18th Apr 2015 • 12:00PM - 1:00PM
The Mitchell Library, North Street, Glasgow
A discussion of fine art in Fiction from the author of Will & Tom and The Herald's Arts Correspondent
Philip Miller, the arts correspondent for The Herald has published his debut novel 'The Blue Horse' – an engaging literary thriller about an art historian who becomes obsessed with a lost Dutch masterpiece. He is joined today by Matthew Plampin whose 'Will and Tom' gives us a glimpse into the early life of the infamous artist JMW Turner.
Join them both for an afternoon of discussion on the fine art of fiction chaired by Peggy Hughes.
Philip Miller has been arts correspondent for The Herald since 2002 and have covered nearly every funding crisis, personality clash, controversy and triumph in Scottish cultural life ever since. He started his career at the Glaswegian before stints as arts correspondent for the Scotsman and the Sunday Times. He won arts writer of the year at the Scottish Press Awards 2010, and was runner-up this year.
London based Matthew Plampin has lectured on nineteenth-century art and architecture and published several pieces of academic work. His first novel, 'The Street Philosopher', was chosen as one of Waterstone’s New Voices for 2009 and short-listed for the Waverton Good Read Award 2010. His second novel, 'The Devil’s Acre', was published in 2010 and was selected for the Channel 4 TV Book Club Summer Read. He lives in London.
Recently I went along to the launch of Phil Miller's book The Blue Horse. It was a great night with every seat taken at the CCA. The event was introduced by Adrian Searle of Freight Books, the publishers. The audience enjoyed hearing about Phil's experience of writing – in the wee small hours.
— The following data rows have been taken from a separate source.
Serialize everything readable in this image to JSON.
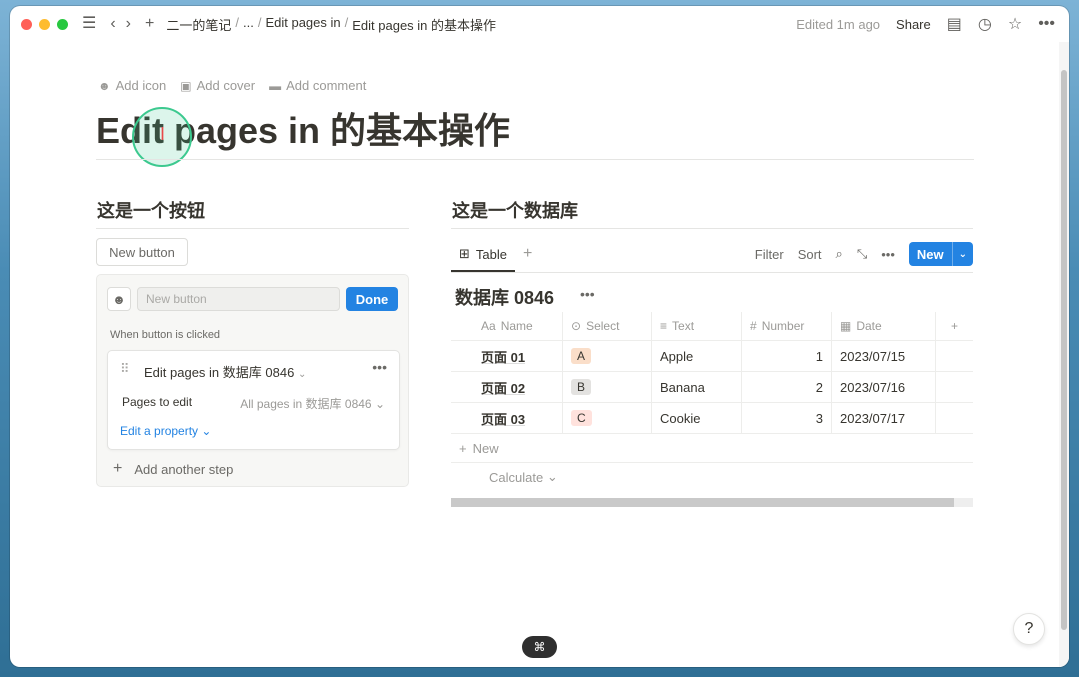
{
  "titlebar": {
    "breadcrumbs": [
      "二一的笔记",
      "...",
      "Edit pages in",
      "Edit pages in 的基本操作"
    ],
    "edited": "Edited 1m ago",
    "share": "Share"
  },
  "page": {
    "actions": [
      "Add icon",
      "Add cover",
      "Add comment"
    ],
    "title": "Edit pages in 的基本操作"
  },
  "left": {
    "heading": "这是一个按钮",
    "new_button_label": "New button",
    "editor": {
      "name_placeholder": "New button",
      "done": "Done",
      "when_label": "When button is clicked",
      "step_title": "Edit pages in 数据库 0846",
      "pages_to_edit_label": "Pages to edit",
      "pages_to_edit_value": "All pages in 数据库 0846",
      "edit_property": "Edit a property",
      "add_step": "Add another step"
    }
  },
  "right": {
    "heading": "这是一个数据库",
    "view_tab": "Table",
    "tools": {
      "filter": "Filter",
      "sort": "Sort",
      "new": "New"
    },
    "db_title": "数据库 0846",
    "columns": {
      "name": "Name",
      "select": "Select",
      "text": "Text",
      "number": "Number",
      "date": "Date"
    },
    "rows": [
      {
        "name": "页面 01",
        "select": "A",
        "select_color": "#fadec9",
        "text": "Apple",
        "number": "1",
        "date": "2023/07/15"
      },
      {
        "name": "页面 02",
        "select": "B",
        "select_color": "#e3e2e0",
        "text": "Banana",
        "number": "2",
        "date": "2023/07/16"
      },
      {
        "name": "页面 03",
        "select": "C",
        "select_color": "#ffe2dd",
        "text": "Cookie",
        "number": "3",
        "date": "2023/07/17"
      }
    ],
    "new_row": "New",
    "calculate": "Calculate"
  },
  "footer": {
    "cmd": "⌘",
    "help": "?"
  },
  "colors": {
    "accent": "#2383e2",
    "text": "#37352f",
    "muted": "#9b9a97"
  }
}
Probably the right time to produce a novel with such a significant amount of darkness.
It was a very friendly and relaxed event with lots of audience participation and quite a party atmosphere. Everybody loved the Blue Horse biscuits, made by Hope, Phil's partner.
I'm enjoying reading the novel, and have been hooked from the outset by the main character, George Newhouse, a young art curator trying to make sense of his life as he takes up a new job, deals with grief and his obsession over the painting, The Blue Horse. The writing with its wonderful detail and imagery exactly suits the subject, and it's fascinating to be immersed in the world of art, which the author is so perfectly suited to write about.
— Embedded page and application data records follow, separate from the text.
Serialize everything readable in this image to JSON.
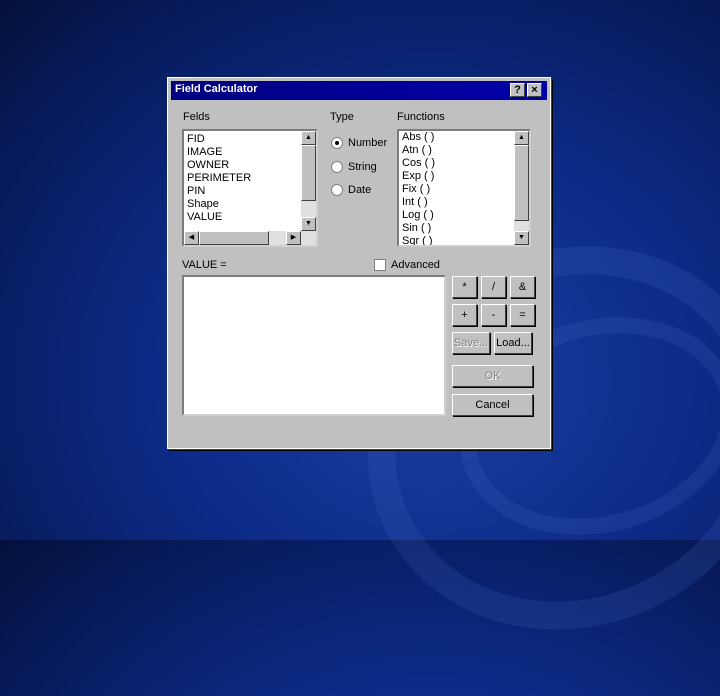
{
  "window": {
    "title": "Field Calculator",
    "help_label": "?",
    "close_label": "×"
  },
  "fields": {
    "label": "Felds",
    "items": [
      "FID",
      "IMAGE",
      "OWNER",
      "PERIMETER",
      "PIN",
      "Shape",
      "VALUE"
    ]
  },
  "type": {
    "label": "Type",
    "options": [
      "Number",
      "String",
      "Date"
    ],
    "selected": "Number"
  },
  "functions": {
    "label": "Functions",
    "items": [
      "Abs ( )",
      "Atn ( )",
      "Cos ( )",
      "Exp ( )",
      "Fix ( )",
      "Int ( )",
      "Log ( )",
      "Sin ( )",
      "Sqr ( )"
    ]
  },
  "expression": {
    "label": "VALUE =",
    "value": ""
  },
  "advanced": {
    "label": "Advanced",
    "checked": false
  },
  "operators": [
    "*",
    "/",
    "&",
    "+",
    "-",
    "="
  ],
  "buttons": {
    "save": "Save...",
    "load": "Load...",
    "ok": "OK",
    "cancel": "Cancel"
  },
  "icons": {
    "up": "▲",
    "down": "▼",
    "left": "◀",
    "right": "▶"
  }
}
You can purchase the book at the Aye Write event on 18th April or at Freight Books.